One number is the expected answer: the count of lines in the material below containing the word "text".
┌────────
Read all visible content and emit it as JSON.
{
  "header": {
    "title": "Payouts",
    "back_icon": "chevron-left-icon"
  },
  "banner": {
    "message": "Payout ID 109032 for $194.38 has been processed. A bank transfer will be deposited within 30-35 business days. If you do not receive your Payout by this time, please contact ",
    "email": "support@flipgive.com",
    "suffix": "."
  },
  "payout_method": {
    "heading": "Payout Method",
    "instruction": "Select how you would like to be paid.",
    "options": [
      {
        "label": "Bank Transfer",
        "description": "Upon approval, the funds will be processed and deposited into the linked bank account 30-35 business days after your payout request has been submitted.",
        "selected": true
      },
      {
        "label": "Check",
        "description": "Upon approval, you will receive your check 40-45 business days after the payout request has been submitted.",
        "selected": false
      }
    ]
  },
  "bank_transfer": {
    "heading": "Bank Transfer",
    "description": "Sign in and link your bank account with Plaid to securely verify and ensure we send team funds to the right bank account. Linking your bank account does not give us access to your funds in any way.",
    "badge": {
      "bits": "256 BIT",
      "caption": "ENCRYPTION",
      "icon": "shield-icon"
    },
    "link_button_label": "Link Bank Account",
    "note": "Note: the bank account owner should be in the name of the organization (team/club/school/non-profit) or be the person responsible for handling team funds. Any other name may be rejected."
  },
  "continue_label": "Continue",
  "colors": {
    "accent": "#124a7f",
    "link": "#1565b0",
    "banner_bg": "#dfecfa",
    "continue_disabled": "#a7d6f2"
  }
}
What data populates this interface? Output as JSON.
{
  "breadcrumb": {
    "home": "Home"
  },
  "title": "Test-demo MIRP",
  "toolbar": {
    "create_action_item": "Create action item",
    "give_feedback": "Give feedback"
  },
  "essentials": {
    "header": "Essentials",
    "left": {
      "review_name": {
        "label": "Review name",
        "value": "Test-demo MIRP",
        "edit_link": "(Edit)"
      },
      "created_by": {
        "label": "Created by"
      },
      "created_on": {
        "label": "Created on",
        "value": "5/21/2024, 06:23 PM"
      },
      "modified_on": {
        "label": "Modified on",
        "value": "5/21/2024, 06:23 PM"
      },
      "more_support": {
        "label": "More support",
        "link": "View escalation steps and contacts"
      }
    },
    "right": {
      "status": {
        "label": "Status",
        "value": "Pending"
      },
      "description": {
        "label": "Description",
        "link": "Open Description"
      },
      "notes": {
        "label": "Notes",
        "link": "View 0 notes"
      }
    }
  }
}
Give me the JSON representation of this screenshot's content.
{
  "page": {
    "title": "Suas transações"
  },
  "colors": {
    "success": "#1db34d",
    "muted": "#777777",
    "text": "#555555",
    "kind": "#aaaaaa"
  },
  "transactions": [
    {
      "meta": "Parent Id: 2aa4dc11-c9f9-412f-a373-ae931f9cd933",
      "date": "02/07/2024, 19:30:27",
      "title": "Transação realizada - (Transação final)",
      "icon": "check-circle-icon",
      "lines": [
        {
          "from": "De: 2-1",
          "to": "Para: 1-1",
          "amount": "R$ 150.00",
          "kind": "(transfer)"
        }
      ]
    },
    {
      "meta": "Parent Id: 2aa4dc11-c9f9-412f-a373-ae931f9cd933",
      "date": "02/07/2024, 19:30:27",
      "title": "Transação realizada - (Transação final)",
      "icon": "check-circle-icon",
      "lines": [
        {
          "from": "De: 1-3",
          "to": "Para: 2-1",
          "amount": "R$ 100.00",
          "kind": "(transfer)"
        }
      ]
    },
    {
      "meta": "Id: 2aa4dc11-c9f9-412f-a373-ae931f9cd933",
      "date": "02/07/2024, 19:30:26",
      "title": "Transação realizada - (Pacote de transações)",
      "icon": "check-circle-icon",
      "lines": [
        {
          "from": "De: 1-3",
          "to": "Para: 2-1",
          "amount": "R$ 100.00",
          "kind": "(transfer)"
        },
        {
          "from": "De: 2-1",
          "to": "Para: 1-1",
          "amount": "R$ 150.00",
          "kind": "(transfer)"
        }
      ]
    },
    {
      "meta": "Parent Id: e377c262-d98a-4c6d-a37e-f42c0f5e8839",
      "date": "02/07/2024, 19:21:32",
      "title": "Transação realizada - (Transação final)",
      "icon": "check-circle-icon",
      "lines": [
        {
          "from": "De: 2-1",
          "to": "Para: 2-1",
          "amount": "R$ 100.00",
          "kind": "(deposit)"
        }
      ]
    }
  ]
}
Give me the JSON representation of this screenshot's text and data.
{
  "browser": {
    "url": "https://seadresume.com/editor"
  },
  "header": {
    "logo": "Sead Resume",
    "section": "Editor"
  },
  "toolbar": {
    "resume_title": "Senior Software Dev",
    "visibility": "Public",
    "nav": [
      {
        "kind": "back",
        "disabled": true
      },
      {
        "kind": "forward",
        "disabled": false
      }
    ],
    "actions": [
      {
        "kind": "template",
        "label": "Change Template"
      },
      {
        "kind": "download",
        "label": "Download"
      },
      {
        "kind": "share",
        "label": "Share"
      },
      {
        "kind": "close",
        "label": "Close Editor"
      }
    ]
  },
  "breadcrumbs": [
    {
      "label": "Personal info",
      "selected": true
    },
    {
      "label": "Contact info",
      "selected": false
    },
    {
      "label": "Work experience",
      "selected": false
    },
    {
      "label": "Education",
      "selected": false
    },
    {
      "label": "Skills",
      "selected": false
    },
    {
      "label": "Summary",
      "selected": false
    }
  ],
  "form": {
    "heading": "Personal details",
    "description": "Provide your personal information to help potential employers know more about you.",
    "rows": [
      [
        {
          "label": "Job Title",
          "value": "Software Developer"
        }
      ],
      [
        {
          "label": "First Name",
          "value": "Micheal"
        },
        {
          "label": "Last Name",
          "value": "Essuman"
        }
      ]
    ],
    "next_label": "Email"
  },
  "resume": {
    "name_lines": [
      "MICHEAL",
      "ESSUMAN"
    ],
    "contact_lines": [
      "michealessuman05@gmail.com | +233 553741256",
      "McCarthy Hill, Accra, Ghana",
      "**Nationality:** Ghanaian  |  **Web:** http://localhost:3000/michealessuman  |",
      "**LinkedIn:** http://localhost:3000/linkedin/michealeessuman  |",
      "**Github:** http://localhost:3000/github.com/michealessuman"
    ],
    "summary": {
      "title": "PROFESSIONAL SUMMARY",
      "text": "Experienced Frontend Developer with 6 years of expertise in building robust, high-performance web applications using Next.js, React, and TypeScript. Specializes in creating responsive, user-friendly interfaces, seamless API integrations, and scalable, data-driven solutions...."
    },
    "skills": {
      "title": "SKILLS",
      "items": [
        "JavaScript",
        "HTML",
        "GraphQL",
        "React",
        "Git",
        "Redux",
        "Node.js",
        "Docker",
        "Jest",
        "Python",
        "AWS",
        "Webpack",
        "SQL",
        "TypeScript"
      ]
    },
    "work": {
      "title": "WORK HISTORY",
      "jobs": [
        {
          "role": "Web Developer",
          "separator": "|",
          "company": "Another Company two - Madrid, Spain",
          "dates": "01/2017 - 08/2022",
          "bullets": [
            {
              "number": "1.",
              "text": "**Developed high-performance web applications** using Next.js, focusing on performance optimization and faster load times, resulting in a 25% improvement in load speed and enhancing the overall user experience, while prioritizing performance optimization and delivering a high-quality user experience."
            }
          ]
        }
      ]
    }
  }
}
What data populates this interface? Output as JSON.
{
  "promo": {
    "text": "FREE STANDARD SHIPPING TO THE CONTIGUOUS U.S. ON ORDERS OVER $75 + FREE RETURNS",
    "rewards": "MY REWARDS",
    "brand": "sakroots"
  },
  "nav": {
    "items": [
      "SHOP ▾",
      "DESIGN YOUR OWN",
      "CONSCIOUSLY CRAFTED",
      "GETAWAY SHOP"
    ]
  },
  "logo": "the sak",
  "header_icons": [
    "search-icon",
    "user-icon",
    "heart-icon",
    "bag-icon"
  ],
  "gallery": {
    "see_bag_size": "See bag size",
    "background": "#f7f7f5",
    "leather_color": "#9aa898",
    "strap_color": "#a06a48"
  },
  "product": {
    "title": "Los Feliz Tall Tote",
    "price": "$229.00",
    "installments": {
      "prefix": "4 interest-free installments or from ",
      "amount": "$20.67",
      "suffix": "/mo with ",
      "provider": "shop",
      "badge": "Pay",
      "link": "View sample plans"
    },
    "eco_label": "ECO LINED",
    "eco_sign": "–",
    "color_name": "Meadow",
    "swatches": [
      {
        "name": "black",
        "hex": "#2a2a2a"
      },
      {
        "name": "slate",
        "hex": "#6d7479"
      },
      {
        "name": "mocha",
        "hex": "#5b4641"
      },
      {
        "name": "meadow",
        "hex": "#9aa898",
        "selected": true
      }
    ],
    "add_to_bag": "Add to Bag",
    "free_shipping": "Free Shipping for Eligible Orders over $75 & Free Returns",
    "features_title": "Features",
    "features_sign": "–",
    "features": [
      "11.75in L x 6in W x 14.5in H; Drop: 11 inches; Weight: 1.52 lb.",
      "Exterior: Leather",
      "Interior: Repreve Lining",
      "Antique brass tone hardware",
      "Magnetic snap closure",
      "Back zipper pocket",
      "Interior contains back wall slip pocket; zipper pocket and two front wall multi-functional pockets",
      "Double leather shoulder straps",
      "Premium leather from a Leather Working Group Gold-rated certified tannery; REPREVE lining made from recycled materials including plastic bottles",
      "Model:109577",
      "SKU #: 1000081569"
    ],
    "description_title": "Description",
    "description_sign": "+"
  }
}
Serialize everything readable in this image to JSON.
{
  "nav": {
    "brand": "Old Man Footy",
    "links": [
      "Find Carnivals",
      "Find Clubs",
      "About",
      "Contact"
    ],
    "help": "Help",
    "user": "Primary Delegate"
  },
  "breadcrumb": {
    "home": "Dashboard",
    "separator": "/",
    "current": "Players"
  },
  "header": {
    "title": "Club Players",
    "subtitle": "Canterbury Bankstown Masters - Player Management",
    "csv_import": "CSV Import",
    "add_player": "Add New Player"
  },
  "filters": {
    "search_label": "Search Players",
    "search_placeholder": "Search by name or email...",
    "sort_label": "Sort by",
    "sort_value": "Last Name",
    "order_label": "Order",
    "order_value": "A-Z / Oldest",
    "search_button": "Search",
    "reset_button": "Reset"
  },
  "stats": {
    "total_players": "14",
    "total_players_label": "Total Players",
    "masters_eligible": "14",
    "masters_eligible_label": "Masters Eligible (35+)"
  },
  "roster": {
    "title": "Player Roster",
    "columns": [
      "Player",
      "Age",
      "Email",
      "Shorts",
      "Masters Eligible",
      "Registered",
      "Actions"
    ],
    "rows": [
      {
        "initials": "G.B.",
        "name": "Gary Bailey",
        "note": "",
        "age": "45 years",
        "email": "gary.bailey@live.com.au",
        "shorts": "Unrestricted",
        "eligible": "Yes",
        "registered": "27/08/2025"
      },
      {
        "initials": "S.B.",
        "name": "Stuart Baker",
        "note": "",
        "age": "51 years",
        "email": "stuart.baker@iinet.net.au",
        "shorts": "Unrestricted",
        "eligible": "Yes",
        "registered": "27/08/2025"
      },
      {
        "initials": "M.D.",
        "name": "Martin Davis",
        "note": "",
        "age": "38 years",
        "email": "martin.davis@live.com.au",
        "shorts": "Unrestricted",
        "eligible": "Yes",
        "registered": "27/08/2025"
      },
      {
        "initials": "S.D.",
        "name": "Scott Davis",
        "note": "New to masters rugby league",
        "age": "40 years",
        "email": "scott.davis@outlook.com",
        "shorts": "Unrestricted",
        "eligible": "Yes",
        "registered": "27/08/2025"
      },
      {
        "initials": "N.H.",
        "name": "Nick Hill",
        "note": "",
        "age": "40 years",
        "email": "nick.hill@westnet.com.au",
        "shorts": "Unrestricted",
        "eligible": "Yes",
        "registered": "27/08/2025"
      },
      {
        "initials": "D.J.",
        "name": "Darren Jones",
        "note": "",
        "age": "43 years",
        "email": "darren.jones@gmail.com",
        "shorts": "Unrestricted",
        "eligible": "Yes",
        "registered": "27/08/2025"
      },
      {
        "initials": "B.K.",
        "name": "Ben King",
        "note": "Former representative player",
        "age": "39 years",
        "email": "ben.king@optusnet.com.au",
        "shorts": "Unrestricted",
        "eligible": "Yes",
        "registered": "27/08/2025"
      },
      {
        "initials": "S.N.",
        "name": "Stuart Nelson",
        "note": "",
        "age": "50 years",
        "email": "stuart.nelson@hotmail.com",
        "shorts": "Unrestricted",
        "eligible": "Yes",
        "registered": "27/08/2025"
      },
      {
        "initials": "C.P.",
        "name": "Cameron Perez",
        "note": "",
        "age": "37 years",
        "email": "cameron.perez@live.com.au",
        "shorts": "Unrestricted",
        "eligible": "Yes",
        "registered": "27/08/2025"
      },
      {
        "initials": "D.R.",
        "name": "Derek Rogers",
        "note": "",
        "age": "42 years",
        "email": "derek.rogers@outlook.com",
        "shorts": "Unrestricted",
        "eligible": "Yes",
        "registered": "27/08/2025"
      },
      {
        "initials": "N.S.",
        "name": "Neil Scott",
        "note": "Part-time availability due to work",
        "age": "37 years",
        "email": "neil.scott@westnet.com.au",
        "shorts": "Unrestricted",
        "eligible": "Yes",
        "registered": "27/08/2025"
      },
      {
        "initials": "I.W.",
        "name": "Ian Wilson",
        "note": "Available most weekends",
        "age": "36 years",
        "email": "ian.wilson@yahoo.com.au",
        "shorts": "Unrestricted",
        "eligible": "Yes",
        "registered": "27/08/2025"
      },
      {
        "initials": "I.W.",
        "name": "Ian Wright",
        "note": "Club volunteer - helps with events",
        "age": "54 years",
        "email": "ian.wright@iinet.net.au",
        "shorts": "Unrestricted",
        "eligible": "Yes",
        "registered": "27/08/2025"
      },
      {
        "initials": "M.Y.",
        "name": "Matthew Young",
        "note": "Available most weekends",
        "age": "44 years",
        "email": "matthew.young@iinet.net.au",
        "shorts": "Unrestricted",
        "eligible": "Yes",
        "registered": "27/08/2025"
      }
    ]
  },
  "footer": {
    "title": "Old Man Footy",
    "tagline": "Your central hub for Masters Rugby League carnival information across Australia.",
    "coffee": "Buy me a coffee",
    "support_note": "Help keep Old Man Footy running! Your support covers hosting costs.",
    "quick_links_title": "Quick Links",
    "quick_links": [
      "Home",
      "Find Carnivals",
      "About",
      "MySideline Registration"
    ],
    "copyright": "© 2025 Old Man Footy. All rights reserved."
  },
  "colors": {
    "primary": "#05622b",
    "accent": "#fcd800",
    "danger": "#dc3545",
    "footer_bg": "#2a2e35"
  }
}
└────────
COMPLETED EXERCISE: 5